The deployed malware is customized for SonicWall devices and is used to steal user credentials, provide shell access to the attackers, and even persist through firmware upgrades.
The campaign was discovered by and SonicWall’s PSIRT team, who track the actor behind it as UNC4540, likely to be of Chinese origin.
New malware targets SonicWall devices
The malware used on SonicWall devices consists of an ELF binary, the TinyShell backdoor, and several bash scripts that show a deep understanding of the targeted network devices.
“The overall behavior of the suite of malicious bash scripts shows a detailed understanding of the appliance and is well tailored to the system to provide stability and persistence,” explains Mandiant.
The main module, named ‘firewalld,’ executes SQL commands against the appliance’s database to steal the hashed credentials of all logged-in users.
The stolen credentials are copied on a text file created by the attacker at ‘tmp/syslog.db’ and are later retrieved to be cracked offline.
Additionally, firewalld launches other malware components, like TinyShell, to establish a reverse shell on the appliance for easy remote access.
Finally, the main malware module also adds a small patch to the legitimate SonicWall binary ‘firebased,’ but Mandiant’s researchers couldn’t determine its exact purpose.
The analysts hypothesize that this modification helps the malware’s stability when the shutdown command is entered on the device.
While it is unclear what vulnerability was used to compromise devices, Mandiant says that the targeted devices were unpatched, making them likely vulnerable to older flaws.
Recent flaws disclosed by SonicWall [, , ] that impacted SMA devices allowed unauthenticated access to devices, which could then be used in campaigns like this one.
Persistence and resilience
Mandiant says there are signs that the malware was installed on the examined systems all the way back in 2021 and persisted through multiple subsequent firmware updates on the appliance.
The threat actors achieved this by using scripts that offer redundancy and ensure long-term access to breached devices.
For example, there’s a script named “iptabled” that is essentially the same module as firewalld but will be only called by the startup script (“rc.local”) if the primary malware process exits, crashes, or can’t be launched.
Additionally, the attackers implemented a process where a bash script (“geoBotnetd”) checks for new firmware updates at “/cf/FIRMWARE/NEW/INITRD.GZ” every 10 seconds.
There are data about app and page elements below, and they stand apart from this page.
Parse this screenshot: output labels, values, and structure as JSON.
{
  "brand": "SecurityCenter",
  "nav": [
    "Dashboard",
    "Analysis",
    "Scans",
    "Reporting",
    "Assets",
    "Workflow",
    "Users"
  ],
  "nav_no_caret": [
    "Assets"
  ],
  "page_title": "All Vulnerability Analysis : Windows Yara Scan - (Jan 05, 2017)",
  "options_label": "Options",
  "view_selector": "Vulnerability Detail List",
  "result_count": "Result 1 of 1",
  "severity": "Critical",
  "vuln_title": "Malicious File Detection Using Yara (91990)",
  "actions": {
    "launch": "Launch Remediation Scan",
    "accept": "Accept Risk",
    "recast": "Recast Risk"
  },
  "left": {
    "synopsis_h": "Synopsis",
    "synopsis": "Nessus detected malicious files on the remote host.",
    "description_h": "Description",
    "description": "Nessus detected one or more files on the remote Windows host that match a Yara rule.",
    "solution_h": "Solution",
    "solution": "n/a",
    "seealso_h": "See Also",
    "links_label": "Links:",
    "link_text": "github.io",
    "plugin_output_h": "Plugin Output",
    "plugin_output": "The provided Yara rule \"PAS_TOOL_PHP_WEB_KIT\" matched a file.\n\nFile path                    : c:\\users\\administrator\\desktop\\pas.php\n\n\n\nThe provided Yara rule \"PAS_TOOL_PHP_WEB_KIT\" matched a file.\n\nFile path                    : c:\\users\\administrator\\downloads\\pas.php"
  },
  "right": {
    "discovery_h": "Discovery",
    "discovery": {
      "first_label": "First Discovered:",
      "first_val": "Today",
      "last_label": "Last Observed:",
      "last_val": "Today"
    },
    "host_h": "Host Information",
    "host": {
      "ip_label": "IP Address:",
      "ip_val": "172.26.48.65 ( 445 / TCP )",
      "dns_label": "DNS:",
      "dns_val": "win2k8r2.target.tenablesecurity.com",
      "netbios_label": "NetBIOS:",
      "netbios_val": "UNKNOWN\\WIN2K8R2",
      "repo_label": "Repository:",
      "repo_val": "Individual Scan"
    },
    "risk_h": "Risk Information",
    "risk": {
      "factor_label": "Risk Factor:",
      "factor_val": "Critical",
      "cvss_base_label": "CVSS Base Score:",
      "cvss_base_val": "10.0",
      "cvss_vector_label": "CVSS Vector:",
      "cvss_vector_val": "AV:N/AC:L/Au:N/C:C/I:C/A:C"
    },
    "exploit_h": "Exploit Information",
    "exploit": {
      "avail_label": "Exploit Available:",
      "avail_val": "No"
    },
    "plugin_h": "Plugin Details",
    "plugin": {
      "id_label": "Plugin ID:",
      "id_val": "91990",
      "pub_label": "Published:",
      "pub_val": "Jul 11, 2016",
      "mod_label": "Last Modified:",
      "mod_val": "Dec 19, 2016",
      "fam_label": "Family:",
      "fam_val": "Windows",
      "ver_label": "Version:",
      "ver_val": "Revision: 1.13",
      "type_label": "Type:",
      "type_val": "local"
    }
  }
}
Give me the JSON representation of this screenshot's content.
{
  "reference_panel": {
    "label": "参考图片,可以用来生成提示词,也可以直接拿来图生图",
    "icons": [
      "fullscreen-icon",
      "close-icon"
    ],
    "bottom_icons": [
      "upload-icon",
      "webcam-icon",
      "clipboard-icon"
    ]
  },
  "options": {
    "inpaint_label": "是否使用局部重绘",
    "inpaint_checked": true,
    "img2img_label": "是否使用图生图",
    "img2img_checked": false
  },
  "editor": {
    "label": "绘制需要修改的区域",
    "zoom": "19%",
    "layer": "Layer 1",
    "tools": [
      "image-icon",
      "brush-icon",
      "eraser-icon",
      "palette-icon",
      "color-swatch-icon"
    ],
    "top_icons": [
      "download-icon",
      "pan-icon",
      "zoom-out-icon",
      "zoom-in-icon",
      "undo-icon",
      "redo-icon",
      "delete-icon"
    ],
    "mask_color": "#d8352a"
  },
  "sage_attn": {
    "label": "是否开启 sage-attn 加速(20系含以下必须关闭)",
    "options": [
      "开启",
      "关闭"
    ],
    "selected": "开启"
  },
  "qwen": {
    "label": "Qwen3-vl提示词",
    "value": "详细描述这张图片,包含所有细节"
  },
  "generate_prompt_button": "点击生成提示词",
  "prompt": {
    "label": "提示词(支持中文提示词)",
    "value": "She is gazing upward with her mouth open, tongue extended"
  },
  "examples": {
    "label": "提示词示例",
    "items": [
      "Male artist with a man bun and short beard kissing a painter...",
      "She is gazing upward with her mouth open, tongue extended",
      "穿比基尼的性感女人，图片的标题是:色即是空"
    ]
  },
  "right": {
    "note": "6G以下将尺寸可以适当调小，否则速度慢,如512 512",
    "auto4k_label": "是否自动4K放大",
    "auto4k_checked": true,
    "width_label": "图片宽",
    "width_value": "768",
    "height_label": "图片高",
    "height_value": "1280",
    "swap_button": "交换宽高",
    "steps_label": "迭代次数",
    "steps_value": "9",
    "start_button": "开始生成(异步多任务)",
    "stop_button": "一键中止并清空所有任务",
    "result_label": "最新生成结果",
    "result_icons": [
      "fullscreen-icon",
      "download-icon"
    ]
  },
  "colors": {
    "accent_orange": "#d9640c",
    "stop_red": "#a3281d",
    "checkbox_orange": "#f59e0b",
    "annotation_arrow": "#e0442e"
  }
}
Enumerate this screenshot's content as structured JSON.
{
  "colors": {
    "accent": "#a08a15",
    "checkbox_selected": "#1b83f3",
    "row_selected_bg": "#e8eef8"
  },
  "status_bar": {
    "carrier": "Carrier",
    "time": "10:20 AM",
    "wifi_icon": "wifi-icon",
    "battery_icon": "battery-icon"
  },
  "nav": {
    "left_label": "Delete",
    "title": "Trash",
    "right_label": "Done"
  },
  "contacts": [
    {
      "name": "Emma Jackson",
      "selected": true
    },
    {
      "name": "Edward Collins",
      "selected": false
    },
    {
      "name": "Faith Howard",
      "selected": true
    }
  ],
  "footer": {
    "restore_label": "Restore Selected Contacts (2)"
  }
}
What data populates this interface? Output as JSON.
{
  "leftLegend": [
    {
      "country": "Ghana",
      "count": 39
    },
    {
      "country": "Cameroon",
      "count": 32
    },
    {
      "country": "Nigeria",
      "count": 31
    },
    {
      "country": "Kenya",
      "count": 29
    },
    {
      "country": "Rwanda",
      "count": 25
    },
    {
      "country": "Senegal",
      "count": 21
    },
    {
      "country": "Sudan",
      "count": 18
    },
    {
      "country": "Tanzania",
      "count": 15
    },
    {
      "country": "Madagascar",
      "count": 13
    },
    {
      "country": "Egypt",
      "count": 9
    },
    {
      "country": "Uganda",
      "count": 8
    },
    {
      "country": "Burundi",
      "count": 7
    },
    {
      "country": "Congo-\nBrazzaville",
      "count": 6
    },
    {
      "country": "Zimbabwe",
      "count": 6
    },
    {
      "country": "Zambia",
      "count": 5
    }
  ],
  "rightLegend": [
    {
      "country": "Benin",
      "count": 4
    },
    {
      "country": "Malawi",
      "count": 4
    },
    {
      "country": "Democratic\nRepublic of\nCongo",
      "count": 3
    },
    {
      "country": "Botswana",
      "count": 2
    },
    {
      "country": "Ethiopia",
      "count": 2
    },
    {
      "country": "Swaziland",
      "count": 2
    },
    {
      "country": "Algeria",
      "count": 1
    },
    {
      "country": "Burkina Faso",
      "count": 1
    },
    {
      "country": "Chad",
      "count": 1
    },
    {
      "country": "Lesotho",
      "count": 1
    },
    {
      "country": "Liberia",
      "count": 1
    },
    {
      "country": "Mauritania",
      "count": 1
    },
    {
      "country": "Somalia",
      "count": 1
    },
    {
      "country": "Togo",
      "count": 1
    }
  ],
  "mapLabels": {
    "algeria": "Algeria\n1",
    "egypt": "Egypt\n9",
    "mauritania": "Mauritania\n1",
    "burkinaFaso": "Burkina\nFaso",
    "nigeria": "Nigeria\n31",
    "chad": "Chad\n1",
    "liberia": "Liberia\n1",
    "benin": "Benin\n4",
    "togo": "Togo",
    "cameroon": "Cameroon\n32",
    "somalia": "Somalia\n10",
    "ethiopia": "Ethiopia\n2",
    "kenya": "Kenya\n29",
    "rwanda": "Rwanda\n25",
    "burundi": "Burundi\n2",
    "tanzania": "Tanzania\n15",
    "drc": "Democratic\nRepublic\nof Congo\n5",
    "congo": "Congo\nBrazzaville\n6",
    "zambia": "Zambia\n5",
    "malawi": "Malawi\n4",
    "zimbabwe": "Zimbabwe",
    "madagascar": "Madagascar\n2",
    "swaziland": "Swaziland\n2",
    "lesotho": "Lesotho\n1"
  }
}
If one is found, the malware injects itself into the upgrade package to survive even after firmware upgrades.
The script also adds a backdoor user named “acme” on the upgrade file so they can maintain access after the firmware update is applied to the breached appliance.
System administrators are advised to apply the latest security updates provided by SonicWall for SMA100 appliances.
The recommended target version right now is or higher, which includes File Integrity Monitoring (FIM) and anomalous process identification, which should detect and stop this threat.
This campaign shares many similarities with recent attacks that targeted a used by government organizations and government-related targets.
Similar to the SonicWall campaign, the threat actors behind the Fortinet attacks showed intimate knowledge about the devices and how they operated to inject custom malware for persistence and data theft.
“In recent years Chinese attackers have deployed multiple zero-day exploits and malware for a variety of internet facing network appliances as a route to full enterprise intrusion, and the instance reported here is part of a recent pattern that Mandiant expects to continue in the near term,” warns Mandiant in the report.